Originally the entry and visitors’ fees had been due to start Sept. 1, but public upset led city staff to reconsider.

At the City Council meeting, they said they would take another nine months or so to consider how best to proceed and also how to work with instructors on obtaining liability insurance to teach classes. For now, existing instructors can continue to teach as they have in previous years, City Manager Joe Neeb said.

As part of that measure, the city also voted to rescind a cost-recovery plan for the Adult Center that had provided the rationale for the fees.

During the same meeting, the City Council voted to adopt a new cost-recovery plan for the Spring River Zoo (formerly known as the Spring River Park and Zoo) to reduce the zoo’s reliance each year on city funding for its operating budget.

The much-debated topic passed only after Mayor Dennis Kintigh broke a 5-5 tie with his approval.

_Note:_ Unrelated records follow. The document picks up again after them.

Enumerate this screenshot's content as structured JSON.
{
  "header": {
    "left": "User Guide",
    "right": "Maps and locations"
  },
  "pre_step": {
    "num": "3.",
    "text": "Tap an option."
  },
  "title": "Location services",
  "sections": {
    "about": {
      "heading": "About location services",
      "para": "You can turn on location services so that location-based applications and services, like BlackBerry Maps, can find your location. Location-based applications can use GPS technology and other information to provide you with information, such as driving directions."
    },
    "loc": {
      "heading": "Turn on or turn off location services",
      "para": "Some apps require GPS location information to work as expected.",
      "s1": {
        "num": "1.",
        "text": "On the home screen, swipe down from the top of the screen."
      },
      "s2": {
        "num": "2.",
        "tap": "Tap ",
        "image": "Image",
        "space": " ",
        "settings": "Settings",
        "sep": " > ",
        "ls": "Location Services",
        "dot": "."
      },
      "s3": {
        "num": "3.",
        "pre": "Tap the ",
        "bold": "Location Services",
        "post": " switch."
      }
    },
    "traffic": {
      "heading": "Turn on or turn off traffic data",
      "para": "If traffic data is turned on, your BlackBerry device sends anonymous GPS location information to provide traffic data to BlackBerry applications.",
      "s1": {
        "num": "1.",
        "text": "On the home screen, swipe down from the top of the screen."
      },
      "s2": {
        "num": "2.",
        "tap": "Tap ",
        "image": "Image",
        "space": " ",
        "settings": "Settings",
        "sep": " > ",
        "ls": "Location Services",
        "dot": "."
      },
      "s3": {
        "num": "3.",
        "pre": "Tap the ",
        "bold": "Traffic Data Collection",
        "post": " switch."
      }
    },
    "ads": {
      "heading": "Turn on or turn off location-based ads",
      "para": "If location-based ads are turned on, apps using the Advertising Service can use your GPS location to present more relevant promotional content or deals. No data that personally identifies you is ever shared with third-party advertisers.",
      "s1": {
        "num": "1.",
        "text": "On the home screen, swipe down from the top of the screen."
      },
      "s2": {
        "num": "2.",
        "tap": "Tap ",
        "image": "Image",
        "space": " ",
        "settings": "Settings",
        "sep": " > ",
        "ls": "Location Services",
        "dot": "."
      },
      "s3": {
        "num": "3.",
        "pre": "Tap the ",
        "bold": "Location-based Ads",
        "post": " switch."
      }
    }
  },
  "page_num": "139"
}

Now the city plans to spend about three months figuring out income-generating ideas, which could include merchandise, offering special programs or events for fees, charging for individual events held there, and possibly instituting entry fees. But the possibility of free admission days would be considered as well, according to City Councilor Jacob Roebuck.

In a related vote, the City Council approved spending $291,157 from the city’s general fund to pay about 58% of the costs for a new exhibit for mountain lions, jaguars, cougars or other big cats. The other $208,843 for the $500,000 project has been donated by the Friends of the Zoo, the Safari Club and other contributors. That funding was approved by a 7-3 vote.

More information about these issues will appear in a future print edition of the newspaper.